DiscMaster is a new website that takes CDs and floppies from the Internet Archive and converts them to a searchable database. All old file formats become available for viewing in the browser.

“For a specific group of people this will revolutionize their relationship to the archive,” Jason Scott, an archivist at the Archive and spokesperson for DiscMaster. “This will be an endless font of information. This will be the biggest thing I’ll work on this year.”

Scott revealed that DiscMaster is the work of an Archive fan who contacted him via Discord. They had been working on DiscMaster for 18 months when they finally asked for help. Scott said he was impressed.

“The program is pulling apart every archive,” he said. “It is generating easy to use programs that can preview the material easily.”

One of the trickiest parts of looking through old files is the formats. In the early days of the Internet, there were no standardized file formats, no set way to play video, no agreed-upon audio codec, and no single way to play text. Viewing old files requires you to identify these ancient formats and figure out how to display them in a modern browser.

DiscMaster does it all for you and works in both modern and legacy browsers. Scott said this means that anyone on an old Commodore 64 with a browser can go to DiscMaster and view old files without any problems. And anyone using the latest version of Chrome can view the same file without much trouble.

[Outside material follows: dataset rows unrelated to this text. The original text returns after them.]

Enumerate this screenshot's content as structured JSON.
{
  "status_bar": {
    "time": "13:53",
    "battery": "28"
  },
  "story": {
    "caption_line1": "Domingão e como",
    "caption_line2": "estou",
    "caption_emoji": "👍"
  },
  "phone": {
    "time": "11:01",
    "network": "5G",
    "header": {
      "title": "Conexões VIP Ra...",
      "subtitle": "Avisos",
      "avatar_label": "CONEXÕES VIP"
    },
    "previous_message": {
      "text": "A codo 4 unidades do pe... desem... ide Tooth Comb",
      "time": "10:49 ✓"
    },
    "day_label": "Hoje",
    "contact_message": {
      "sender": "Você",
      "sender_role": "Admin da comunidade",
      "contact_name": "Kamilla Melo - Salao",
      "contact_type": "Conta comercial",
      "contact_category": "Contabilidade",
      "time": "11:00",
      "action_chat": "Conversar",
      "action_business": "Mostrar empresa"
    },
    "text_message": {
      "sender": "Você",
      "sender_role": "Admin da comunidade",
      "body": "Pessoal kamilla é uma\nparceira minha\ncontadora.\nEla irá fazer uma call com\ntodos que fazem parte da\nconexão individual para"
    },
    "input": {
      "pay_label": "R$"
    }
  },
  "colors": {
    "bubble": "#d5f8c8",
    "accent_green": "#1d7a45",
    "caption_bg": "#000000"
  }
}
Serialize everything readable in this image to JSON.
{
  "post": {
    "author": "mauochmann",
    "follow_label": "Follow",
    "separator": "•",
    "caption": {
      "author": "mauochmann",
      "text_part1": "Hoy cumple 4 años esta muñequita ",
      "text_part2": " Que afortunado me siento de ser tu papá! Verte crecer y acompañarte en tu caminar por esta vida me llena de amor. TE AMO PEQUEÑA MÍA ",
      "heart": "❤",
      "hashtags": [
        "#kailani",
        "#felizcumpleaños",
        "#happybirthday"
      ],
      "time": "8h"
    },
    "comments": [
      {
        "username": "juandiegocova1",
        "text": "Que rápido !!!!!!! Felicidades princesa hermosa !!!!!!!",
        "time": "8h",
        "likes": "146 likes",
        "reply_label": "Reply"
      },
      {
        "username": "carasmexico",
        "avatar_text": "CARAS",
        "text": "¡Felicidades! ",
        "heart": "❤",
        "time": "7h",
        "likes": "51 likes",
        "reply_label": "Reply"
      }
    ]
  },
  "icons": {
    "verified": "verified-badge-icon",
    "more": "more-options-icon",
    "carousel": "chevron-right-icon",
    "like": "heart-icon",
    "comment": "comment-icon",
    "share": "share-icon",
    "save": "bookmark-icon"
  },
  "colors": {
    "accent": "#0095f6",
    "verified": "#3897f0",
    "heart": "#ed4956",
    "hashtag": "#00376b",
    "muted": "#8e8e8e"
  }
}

“This thing is a beast,” he said. “It’s 11 terabytes of data right now.”

Scott likes DiscMaster for many reasons, but the main one is that it’s a revenge against the sceptics who said that no one would ever go through all the material in the archive and that it was too difficult to access.

When Scott soft-launched DiscMaster on Sunday, the website had 70 views. It crashed on Tuesday with about 40,000 views. At the moment of posting this, it has been viewed more than 117,000 times. We know this because of the old-school view counter on the main page.

The program slowly works its way through every CD and diskette in the Archive, expanding its database as it goes. Depending on the size and type of files on the CDs, the program may take several hours to sort the data and make it available for viewing on the Internet. There are also plans to use the program to sort through old archived AOL and FTP content.

Jason Scott noted that there is a possibility that private information that may be buried on CDs could be accidentally released.

“There’s only so much you can precheck with 93 million files and counting,” he said, but promised that anyone who goes to the archive can get that personal or confidential information pulled down. According to him, this was one of the first features he asked to be added to the DiscMaster.

DiscMaster is an incredible tool for archivists, historians, the curious, and people looking for half-forgotten media or works they believe have been lost to time. Scott said that thanks to DiscMaster, he found some old songs from the 1990s that he thought were lost in the archives.

“I encourage everyone to do an ego search. If you thought your work was lost, you may be shocked to discover what’s been saved.”